6. Cover up material you’re studying and try to summarise it, or to paraphrase it.

7. Don’t review material you know already. Assign your time to work that you still find challenging.

1. Make the most of those little slots of time – a free fifteen minutes here and there. You can accomplish a lot in those extra lost minutes.

2. Make your work place comfortable and inviting. For example, have an inspiring bookshelf, light a scented candle, put up a few crazy, fun photographs.

3. Make every effort to enjoy the journey – and remind yourself of the arrival fallacy (arriving at your goal is usually a letdown, and doesn’t bring the joy we thought it would bring.)

4. Don’t be afraid of criticism as it can help you to learn and grow. Dreading it too much creates anxiety which them prevents you from producing your best.

5. Recognise that we rarely feel happy when we’re working as we’re bound to struggle with incompetence, failure, frustration and feeling that we don’t know what to do. However, they are only a part of the total picture, and completing a project leads to pride and confidence.

1. If you’re procrastinating because you’re feeling stuck (eg, if you don’t really understand a school assignment, or you don’t know what’s expected, or you don’t know where to start) then pluck up the courage to ask for some help. When you know what you’re doing, it’s easier to work.

2. Remind yourself that most decisions aren’t major. If you get it wrong, you can start over again … or change your direction … or have another try.

3. If the task seems overwhelming, just take a baby step. That, at least, will get you moving – so the next step’s easier.

4. Tell yourself that you can suffer for up to twenty minutes – and then you’ll return to doing things you want to do. You’ll be surprised to discover that “suffering’s” not that bad.

5. Decide to do the task as soon as you get up – as the more you put it off, the worse it’s going to seem!

6. Don’t pretend that other work counts just as much as what you’re leaving. Simply acting like you’re busy won’t make it go away. Be honest with yourself … and do what’s most important first.

1. Make a genuine commitment to being a disciplined person.

2. Be honest about your weaknesses, distractions, and any habits that might knock you off your course.

3. Make a realistic plan. Write it down, or share it with a friend who will help you to be accountable.

4. Design your day to avoid temptations that will undermine your self discipline.

5. If necessary, change your routine.

6. Reward yourself for small steps in the right direction.

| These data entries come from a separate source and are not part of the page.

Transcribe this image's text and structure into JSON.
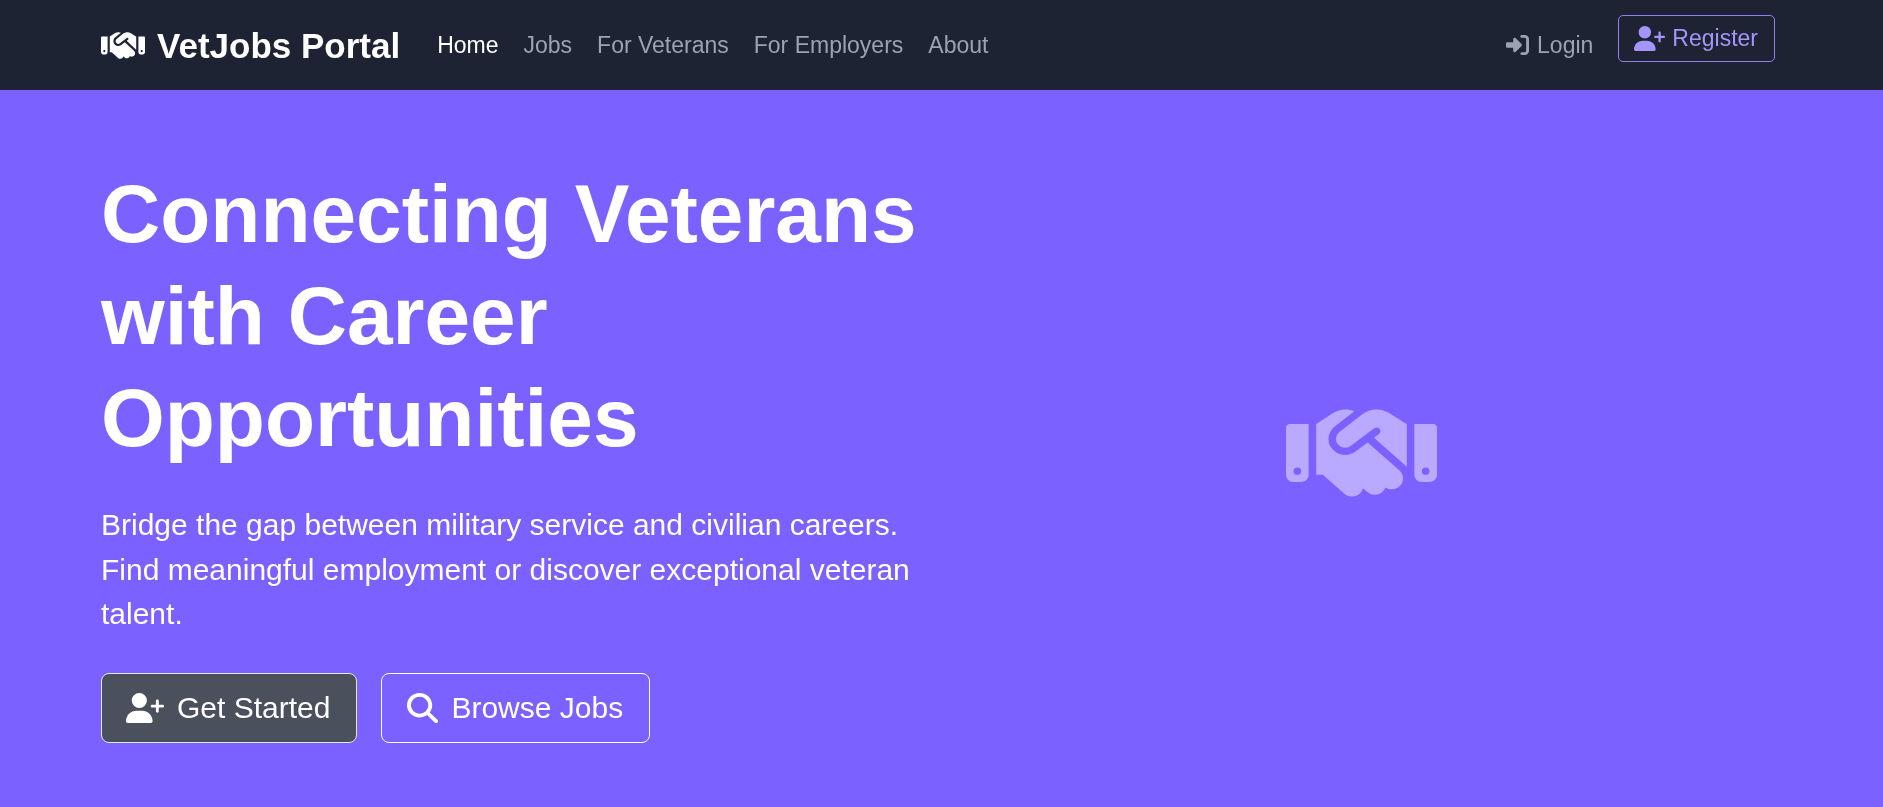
{
  "navbar": {
    "brand": "VetJobs Portal",
    "links": [
      {
        "label": "Home",
        "selected": true
      },
      {
        "label": "Jobs",
        "selected": false
      },
      {
        "label": "For Veterans",
        "selected": false
      },
      {
        "label": "For Employers",
        "selected": false
      },
      {
        "label": "About",
        "selected": false
      }
    ],
    "login": "Login",
    "register": "Register"
  },
  "hero": {
    "heading": "Connecting Veterans with Career Opportunities",
    "text": "Bridge the gap between military service and civilian careers. Find meaningful employment or discover exceptional veteran talent.",
    "buttons": [
      {
        "label": "Get Started",
        "kind": "primary"
      },
      {
        "label": "Browse Jobs",
        "kind": "outline"
      }
    ]
  }
}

7. Although you are aiming to make change a habit, accept that there will be times when you fail – and if you do, just move on and then start again.

The best way to get things done is simply to begin.

1. Plan your day in advance. That means you can get up and get started right away instead of frittering or wasting time. (Often writing a “to do list” is a useful idea.)

2. Decide on your priorities, and do the most important things first.

3. Also, do the hardest task first. Otherwise, they will niggle at you constantly and slowly drain away your energy.

4. Avoid multi-tasking when you’re working on something important.

5. However, it’s good to multitask when we’re doing menial, repetitive and boring tasks.

6. Ditch requests and tasks that are unimportant, and a total waste of your time!

7. Commit to NOT procrastinating. Ask a friend to keep you accountable.

8. Be organised. This includes engaging in advanced planning; knowing what you need for the task; having everything you need close at hand; bundling similar tasks together; and working in a relatively tidy and clutter-free environment.

9. Cut out distractions and avoid time wasters (social media, cell phones, highly social or demanding people etc)

10. Know what your most productive time of day is and treat that as a sacrosanct period for working.

11. Get into the habit of shutting off racing, distracting and negative thoughts. This is a crucial form of self-discipline.

12. Break large tasks down into smaller sub-tasks – and set achievable deadlines for these.